*Your objective:* Your task is to give the number of lines below that contain "Counters". Give no other text.
━━ Data for processing ━━
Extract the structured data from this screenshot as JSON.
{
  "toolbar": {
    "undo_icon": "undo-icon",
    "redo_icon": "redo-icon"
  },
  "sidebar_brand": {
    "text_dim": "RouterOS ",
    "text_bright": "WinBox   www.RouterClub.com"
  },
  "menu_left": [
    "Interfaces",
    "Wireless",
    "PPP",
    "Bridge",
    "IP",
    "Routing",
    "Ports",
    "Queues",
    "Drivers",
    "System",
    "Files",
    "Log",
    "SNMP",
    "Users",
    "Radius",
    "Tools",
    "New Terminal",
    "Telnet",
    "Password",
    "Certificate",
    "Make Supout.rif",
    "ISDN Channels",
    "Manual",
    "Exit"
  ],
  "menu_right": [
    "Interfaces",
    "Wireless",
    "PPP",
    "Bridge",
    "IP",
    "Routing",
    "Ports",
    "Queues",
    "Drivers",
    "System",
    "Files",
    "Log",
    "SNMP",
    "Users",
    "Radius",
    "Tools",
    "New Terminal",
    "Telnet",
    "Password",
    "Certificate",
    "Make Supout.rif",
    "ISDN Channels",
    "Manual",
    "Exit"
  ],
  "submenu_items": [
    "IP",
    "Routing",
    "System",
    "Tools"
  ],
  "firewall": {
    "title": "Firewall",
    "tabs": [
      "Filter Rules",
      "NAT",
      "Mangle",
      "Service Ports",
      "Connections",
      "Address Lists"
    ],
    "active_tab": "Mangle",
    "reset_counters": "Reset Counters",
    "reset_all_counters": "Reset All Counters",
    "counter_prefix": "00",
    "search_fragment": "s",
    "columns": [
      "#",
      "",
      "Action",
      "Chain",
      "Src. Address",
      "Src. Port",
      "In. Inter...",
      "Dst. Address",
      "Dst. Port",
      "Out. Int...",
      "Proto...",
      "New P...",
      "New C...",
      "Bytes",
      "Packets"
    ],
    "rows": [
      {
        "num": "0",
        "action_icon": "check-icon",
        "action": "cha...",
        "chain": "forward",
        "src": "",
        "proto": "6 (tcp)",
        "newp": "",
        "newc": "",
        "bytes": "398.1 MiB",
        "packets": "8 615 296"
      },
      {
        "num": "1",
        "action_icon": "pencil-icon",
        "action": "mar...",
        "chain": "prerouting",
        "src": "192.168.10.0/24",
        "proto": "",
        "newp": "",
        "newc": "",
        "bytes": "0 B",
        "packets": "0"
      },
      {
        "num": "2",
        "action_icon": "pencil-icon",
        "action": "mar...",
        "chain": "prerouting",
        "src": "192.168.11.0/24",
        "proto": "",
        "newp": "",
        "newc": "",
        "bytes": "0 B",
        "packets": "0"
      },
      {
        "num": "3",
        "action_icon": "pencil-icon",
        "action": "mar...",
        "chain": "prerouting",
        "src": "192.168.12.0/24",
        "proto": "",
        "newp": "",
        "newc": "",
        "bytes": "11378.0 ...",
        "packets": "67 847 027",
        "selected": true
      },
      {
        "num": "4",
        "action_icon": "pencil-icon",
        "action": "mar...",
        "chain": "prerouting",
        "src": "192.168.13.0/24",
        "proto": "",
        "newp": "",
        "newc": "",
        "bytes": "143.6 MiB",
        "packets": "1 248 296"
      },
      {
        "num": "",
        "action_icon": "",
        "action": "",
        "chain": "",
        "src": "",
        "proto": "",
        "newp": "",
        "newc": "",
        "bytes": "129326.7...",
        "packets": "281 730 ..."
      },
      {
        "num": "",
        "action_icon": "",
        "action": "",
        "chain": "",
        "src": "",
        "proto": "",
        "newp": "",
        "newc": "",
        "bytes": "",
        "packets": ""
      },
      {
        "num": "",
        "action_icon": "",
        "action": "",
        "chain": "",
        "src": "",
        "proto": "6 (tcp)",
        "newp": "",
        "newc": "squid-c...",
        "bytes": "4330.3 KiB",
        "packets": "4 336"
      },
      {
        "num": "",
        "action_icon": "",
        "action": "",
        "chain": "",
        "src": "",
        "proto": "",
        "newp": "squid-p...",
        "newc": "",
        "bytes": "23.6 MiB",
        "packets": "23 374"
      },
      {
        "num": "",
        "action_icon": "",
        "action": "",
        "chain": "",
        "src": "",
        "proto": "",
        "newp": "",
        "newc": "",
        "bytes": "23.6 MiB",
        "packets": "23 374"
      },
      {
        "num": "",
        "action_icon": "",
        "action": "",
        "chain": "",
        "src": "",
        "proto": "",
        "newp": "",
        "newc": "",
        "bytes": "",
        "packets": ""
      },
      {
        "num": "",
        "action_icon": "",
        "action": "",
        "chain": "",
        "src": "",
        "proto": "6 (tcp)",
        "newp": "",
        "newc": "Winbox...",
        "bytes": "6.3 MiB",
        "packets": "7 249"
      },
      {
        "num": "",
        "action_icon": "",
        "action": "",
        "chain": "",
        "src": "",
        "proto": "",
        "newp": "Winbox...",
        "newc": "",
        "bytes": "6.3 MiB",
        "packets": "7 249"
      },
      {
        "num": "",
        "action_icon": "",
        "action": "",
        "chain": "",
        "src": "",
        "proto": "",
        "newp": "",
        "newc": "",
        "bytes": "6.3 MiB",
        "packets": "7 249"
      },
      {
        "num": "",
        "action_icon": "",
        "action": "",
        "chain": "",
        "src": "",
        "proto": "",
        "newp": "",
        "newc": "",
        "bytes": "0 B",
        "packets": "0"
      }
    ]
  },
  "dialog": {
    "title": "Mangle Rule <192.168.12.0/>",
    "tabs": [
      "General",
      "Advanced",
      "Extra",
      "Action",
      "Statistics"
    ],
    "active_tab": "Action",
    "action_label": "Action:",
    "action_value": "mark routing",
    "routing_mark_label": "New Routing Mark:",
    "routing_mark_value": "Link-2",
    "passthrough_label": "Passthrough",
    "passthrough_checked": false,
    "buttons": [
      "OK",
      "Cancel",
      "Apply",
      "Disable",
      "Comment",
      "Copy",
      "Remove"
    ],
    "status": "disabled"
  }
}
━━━
*Output of the exercise:* 2